** Supplied data follows **

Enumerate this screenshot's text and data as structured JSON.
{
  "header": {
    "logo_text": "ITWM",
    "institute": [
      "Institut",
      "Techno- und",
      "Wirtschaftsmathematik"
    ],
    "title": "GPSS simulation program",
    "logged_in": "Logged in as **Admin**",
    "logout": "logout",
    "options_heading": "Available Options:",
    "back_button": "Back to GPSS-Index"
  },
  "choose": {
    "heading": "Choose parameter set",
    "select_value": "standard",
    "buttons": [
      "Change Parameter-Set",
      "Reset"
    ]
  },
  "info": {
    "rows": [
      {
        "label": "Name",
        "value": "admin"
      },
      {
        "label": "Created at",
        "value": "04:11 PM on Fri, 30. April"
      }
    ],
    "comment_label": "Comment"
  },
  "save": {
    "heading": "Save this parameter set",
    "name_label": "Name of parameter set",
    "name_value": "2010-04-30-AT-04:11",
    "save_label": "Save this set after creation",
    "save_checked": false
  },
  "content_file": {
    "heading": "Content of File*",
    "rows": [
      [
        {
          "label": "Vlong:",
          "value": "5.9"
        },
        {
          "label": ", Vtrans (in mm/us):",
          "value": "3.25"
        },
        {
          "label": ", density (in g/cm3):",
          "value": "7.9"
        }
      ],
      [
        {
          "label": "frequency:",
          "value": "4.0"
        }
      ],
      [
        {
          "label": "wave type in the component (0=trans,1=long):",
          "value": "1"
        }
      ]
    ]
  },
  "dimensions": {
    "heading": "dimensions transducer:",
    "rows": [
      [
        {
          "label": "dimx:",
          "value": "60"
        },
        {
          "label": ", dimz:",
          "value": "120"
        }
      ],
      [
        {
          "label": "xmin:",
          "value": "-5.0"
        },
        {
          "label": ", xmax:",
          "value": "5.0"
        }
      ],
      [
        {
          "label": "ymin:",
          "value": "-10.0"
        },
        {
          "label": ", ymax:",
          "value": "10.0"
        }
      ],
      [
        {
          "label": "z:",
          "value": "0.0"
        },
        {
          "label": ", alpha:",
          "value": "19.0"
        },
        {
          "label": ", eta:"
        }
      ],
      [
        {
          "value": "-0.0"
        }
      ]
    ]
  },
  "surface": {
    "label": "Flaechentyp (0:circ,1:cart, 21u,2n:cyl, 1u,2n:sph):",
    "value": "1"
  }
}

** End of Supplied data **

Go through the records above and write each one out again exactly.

Enumerate this screenshot's text and data as structured JSON.
{
  "header": {
    "logo_text": "ITWM",
    "institute": [
      "Institut",
      "Techno- und",
      "Wirtschaftsmathematik"
    ],
    "title": "GPSS simulation program",
    "logged_in": "Logged in as **Admin**",
    "logout": "logout",
    "options_heading": "Available Options:",
    "back_button": "Back to GPSS-Index"
  },
  "choose": {
    "heading": "Choose parameter set",
    "select_value": "standard",
    "buttons": [
      "Change Parameter-Set",
      "Reset"
    ]
  },
  "info": {
    "rows": [
      {
        "label": "Name",
        "value": "admin"
      },
      {
        "label": "Created at",
        "value": "04:11 PM on Fri, 30. April"
      }
    ],
    "comment_label": "Comment"
  },
  "save": {
    "heading": "Save this parameter set",
    "name_label": "Name of parameter set",
    "name_value": "2010-04-30-AT-04:11",
    "save_label": "Save this set after creation",
    "save_checked": false
  },
  "content_file": {
    "heading": "Content of File*",
    "rows": [
      [
        {
          "label": "Vlong:",
          "value": "5.9"
        },
        {
          "label": ", Vtrans (in mm/us):",
          "value": "3.25"
        },
        {
          "label": ", density (in g/cm3):",
          "value": "7.9"
        }
      ],
      [
        {
          "label": "frequency:",
          "value": "4.0"
        }
      ],
      [
        {
          "label": "wave type in the component (0=trans,1=long):",
          "value": "1"
        }
      ]
    ]
  },
  "dimensions": {
    "heading": "dimensions transducer:",
    "rows": [
      [
        {
          "label": "dimx:",
          "value": "60"
        },
        {
          "label": ", dimz:",
          "value": "120"
        }
      ],
      [
        {
          "label": "xmin:",
          "value": "-5.0"
        },
        {
          "label": ", xmax:",
          "value": "5.0"
        }
      ],
      [
        {
          "label": "ymin:",
          "value": "-10.0"
        },
        {
          "label": ", ymax:",
          "value": "10.0"
        }
      ],
      [
        {
          "label": "z:",
          "value": "0.0"
        },
        {
          "label": ", alpha:",
          "value": "19.0"
        },
        {
          "label": ", eta:"
        }
      ],
      [
        {
          "value": "-0.0"
        }
      ]
    ]
  },
  "surface": {
    "label": "Flaechentyp (0:circ,1:cart, 21u,2n:cyl, 1u,2n:sph):",
    "value": "1"
  }
}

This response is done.